Please list all lines of the material below in which the string "ユーザー情報の編集" occurs.

── Data excerpts ──

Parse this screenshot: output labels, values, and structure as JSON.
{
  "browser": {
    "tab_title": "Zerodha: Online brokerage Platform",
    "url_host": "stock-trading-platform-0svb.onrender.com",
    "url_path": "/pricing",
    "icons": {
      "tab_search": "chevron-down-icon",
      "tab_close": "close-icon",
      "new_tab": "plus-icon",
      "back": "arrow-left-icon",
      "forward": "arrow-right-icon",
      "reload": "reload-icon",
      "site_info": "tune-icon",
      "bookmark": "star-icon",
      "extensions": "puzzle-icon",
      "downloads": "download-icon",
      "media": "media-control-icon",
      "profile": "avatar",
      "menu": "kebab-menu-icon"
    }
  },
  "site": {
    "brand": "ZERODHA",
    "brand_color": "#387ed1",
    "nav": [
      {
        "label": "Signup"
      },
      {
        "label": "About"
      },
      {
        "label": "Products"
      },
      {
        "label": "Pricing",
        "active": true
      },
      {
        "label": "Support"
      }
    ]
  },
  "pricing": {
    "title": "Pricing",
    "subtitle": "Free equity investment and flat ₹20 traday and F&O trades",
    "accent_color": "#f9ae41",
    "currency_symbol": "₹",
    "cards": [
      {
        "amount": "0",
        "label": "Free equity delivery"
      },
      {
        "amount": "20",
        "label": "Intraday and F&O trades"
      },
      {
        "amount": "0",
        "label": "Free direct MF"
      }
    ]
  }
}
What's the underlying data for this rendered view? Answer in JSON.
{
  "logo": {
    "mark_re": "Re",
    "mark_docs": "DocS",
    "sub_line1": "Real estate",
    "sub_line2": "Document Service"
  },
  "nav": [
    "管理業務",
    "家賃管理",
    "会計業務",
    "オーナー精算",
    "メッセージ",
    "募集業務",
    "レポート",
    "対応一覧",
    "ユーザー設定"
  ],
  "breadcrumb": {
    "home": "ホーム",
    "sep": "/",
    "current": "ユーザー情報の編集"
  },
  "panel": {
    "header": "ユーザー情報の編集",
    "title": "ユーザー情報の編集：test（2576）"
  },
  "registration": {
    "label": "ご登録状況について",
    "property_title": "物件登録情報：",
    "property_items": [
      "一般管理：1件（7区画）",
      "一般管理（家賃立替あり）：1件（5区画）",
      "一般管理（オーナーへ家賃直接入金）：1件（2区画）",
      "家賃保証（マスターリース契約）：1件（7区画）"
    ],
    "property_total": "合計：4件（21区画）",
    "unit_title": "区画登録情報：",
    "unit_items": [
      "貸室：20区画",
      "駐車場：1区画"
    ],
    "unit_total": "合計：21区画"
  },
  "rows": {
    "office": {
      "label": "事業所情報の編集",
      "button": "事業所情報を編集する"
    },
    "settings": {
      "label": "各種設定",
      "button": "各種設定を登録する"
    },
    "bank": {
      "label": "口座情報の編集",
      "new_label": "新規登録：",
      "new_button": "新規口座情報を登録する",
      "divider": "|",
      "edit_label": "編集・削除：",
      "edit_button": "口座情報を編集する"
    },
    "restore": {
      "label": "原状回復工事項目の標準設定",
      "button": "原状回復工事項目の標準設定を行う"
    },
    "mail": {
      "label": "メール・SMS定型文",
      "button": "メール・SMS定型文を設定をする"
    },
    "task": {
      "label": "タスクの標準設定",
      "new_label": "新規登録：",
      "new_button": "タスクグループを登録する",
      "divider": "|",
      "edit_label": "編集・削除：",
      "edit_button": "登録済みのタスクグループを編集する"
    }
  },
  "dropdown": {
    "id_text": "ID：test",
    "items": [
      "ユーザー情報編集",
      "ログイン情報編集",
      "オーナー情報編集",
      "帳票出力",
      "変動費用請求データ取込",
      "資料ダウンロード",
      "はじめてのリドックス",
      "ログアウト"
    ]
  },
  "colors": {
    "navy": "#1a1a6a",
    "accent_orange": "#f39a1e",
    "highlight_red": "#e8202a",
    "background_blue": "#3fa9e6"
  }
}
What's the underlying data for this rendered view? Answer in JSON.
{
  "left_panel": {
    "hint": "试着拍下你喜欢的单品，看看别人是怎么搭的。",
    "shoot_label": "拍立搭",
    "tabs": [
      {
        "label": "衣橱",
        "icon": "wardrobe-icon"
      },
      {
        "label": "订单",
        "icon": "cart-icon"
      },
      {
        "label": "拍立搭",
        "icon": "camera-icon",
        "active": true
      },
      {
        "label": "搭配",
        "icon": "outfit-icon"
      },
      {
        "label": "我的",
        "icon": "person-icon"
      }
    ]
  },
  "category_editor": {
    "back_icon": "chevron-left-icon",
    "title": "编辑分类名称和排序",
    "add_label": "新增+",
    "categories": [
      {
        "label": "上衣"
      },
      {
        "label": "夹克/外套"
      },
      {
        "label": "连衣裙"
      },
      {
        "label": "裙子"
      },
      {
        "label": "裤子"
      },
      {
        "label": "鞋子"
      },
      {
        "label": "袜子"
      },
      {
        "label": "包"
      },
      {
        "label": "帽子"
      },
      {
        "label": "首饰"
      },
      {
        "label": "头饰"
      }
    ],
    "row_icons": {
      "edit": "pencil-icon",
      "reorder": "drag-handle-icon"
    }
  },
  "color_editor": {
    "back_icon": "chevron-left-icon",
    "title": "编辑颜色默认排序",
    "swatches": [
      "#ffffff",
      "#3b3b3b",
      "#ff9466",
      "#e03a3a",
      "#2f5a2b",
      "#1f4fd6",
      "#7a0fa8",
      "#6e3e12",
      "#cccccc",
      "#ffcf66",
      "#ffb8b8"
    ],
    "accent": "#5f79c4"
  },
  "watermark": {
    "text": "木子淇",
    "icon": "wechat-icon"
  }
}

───

- [Task solution]:
    "current": "ユーザー情報の編集"
    "header": "ユーザー情報の編集",
    "title": "ユーザー情報の編集：test（2576）"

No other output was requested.